I love to use a mortar and pestle to release the most juice from the lime wedges and mint leaves into the sweetener.
Now, pour the ingredients from the bowl into a tall glass, including the lime wedges. Then, add the ice, white rum on top, and stir the ingredients together using a straw or stick. Finally, top up the glass with soda water. The more soda water you add, the less sweet or strong the drink tastes.
No, you can’t drink regular cocktails from the bar without adapting the recipe. In fact, classic cocktails always contain simple syrup, sugar, or fruit juices. To make keto-friendly cocktails with a low carb count that fit your macros, you must adapt the recipe to remove sugar or juice.

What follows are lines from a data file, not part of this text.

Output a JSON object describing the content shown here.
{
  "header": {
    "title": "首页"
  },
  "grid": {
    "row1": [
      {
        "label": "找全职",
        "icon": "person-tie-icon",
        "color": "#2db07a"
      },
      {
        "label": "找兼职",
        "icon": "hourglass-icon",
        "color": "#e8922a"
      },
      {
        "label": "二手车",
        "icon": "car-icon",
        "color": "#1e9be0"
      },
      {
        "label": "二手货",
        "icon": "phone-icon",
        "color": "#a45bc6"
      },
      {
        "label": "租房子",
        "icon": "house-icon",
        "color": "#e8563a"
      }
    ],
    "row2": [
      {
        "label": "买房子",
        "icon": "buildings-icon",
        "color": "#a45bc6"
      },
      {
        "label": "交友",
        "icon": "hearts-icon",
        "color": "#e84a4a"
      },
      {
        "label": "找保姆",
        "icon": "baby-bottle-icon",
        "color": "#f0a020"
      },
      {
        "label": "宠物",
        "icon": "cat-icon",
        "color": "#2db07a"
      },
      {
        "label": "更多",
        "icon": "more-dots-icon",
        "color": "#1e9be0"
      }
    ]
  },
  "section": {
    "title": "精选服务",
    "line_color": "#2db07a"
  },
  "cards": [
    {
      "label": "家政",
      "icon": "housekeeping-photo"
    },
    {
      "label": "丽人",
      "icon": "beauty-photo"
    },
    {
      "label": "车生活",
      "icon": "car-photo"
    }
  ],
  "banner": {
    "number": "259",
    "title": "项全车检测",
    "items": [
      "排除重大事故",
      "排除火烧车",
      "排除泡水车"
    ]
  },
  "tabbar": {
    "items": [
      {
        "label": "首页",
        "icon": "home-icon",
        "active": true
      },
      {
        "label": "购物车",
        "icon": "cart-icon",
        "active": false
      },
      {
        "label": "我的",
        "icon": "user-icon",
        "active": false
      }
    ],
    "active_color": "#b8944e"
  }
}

If you want to order low-carb cocktails outside, ask for:
A keto mojito contains half the calories of an authentic mojito recipe and 10 times fewer carbs.
In fact, a classic mojito cocktail contains about 2 tablespoons of sugar. It brings your old-time favorite mojito to 200 kcal per serving and 28 grams of total carbs per glass!
Or, this low-carb mojito recipe, adapted to fit your macros on a keto diet, only contains 2.5 grams of net carbs per serving. The breakdown of the nutrition date per drink is below:
I love to enjoy cocktails, with or without alcohol. Below I listed some of my favorite keto drinks to celebrate:
Made this keto low-carb mojito recipe? Share a comment or review below! I love to hear your feedback on my recipes.
The recipes, instructions, and articles on this website should not be taken or used as medical advice. You must consult with your doctor before starting on a keto or low-carb diet. The nutritional data provided on Sweetashoney is to be used as indicative only. The nutrition data is calculated using WP Recipe Maker. Net Carbs is calculated by removing the fiber and some sugar alcohols from the total Carbohydrates. As an example, a recipe with 10 grams of Carbs per 100 grams that contains 3 grams of erythritol and 5 grams of fiber will have a net carbs content of 2 grams. Some sugar alcohols are excluded because they are not metabolized. You should always calculate the nutritional data yourself instead of relying on Sweetashoney's data. Sweetashoney and its recipes and articles are not intended to cure, prevent, diagnose, or treat any disease. Sweetashoney cannot be liable for adverse reactions or any other outcome resulting from the use of recipes or advice found on the Website.